Why aren’t pregnant women getting flu vaccine?—Both mother and fetus are at increased risk for complications of flu infection during pregnancy. Prenatal care providers say they’re advising women to get the flu vaccine, but many pregnant women opt out.
Most parents choose to protect their children from diseases such as measles, meningitis, polio, and whooping cough through vaccinations. But a rising number opt not to vaccinate their children fully according to the recommended schedule, and many parents have concerns about the safety or necessity of vaccines.
Delaying the first dose of the measles-mumps-rubella (MMR) and measles-mumps-rubella-varicella (MMRV) vaccines in children older than 15 months—outside the recommended schedule—may actually more than double the risk of fever-related seizures.
Although this year’s flu season is pretty typical, we’re seeing more hospitalizations of people under age 65 than normal, probably because H1N1 is the predominant virus and it affects younger people more than other flu strains.
Virulent, drug-resistant forms of Escherichia coli that have recently spread around the world emerged from a single strain of the bacteria—not many different strains, as has been widely supposed, according to a new study in mBio, the flagship journal of the American Society for Microbiology. The strain causes millions of urinary, kidney, and bloodstream infections a year and has a far greater clinical and economic impact than any other strain of bacteria, including the so-called MRSA (methicillin-resistant Staphylococcus aureus) superbug.”
A nationwide group of institutions that conducts clinical trials of promising candidate vaccines and therapies for infectious diseases, known as the Vaccine and Treatment Evaluation Units (VTEUs), has been awarded nine contracts to strengthen and broaden the scope of its research. Group Health Research Institute is one of these institutions.
Children age 12 to 35 months who receive DTaP vaccine in their thigh muscle rather than their arm are around half as likely to be brought in for medical attention for an injection-site reaction. So says a new study of 1.4 million children at Group Health and seven other Vaccine Safety Datalink (VSD) centers across the country, e-published on January 14 in Pediatrics.

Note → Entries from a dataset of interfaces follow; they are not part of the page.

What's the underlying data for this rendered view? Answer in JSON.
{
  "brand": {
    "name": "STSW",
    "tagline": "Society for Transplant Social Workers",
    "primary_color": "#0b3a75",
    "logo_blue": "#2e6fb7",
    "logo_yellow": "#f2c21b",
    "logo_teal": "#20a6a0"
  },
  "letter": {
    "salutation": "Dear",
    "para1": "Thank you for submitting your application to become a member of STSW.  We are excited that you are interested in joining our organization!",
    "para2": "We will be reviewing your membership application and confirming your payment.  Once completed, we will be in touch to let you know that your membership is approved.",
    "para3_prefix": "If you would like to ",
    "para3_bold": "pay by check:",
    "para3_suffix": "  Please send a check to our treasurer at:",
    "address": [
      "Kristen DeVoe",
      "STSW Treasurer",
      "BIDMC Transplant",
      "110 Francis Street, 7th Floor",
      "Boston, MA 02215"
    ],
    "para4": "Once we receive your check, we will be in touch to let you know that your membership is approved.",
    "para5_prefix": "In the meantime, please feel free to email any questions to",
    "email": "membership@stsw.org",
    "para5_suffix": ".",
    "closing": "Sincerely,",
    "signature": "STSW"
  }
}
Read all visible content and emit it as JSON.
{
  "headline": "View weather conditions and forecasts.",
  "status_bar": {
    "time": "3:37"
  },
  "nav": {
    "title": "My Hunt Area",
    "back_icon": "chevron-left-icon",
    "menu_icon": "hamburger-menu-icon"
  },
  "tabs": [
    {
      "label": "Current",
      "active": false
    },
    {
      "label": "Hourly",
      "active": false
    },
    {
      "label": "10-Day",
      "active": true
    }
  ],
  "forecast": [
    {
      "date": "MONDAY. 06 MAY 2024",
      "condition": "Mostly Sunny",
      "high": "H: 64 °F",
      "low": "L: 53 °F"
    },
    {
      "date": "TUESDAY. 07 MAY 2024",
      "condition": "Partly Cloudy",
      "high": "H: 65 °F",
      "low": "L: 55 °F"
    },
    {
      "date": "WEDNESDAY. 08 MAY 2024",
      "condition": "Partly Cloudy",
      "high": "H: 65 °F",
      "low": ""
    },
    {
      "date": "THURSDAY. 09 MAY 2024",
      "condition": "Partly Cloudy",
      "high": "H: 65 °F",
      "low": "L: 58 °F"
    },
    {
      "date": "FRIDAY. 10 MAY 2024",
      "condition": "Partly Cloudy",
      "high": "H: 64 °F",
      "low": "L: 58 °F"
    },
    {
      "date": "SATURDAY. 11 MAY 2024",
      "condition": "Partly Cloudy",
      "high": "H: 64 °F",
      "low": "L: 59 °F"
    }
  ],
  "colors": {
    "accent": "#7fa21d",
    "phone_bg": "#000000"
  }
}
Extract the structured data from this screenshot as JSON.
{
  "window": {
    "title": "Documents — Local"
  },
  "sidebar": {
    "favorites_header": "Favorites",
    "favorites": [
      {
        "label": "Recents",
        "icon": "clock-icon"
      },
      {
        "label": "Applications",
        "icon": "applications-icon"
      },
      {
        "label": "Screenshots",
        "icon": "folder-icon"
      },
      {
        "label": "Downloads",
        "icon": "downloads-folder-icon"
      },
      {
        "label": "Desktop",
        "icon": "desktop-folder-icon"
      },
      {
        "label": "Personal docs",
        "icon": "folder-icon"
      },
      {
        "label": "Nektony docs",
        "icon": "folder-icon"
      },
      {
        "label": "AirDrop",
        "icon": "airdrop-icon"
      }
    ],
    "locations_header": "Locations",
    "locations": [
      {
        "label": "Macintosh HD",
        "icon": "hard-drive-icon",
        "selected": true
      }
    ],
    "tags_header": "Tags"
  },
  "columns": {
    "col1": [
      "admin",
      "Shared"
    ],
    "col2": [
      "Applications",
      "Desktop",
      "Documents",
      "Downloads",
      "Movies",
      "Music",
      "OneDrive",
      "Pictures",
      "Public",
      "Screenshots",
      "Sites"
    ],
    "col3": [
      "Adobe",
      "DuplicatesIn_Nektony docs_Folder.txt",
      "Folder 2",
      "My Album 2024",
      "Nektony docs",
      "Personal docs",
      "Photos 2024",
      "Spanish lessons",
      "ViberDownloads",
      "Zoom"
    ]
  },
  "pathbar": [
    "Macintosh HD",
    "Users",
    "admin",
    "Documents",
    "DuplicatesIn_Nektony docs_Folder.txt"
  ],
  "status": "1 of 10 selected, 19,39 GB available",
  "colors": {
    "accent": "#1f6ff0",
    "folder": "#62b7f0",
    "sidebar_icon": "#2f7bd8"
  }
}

Our Seattle offices sit on the occupied land of the Duwamish and by the shared waters of the Coast Salish people, who have been here thousands of years and remain. Learn about practicing land acknowledgment.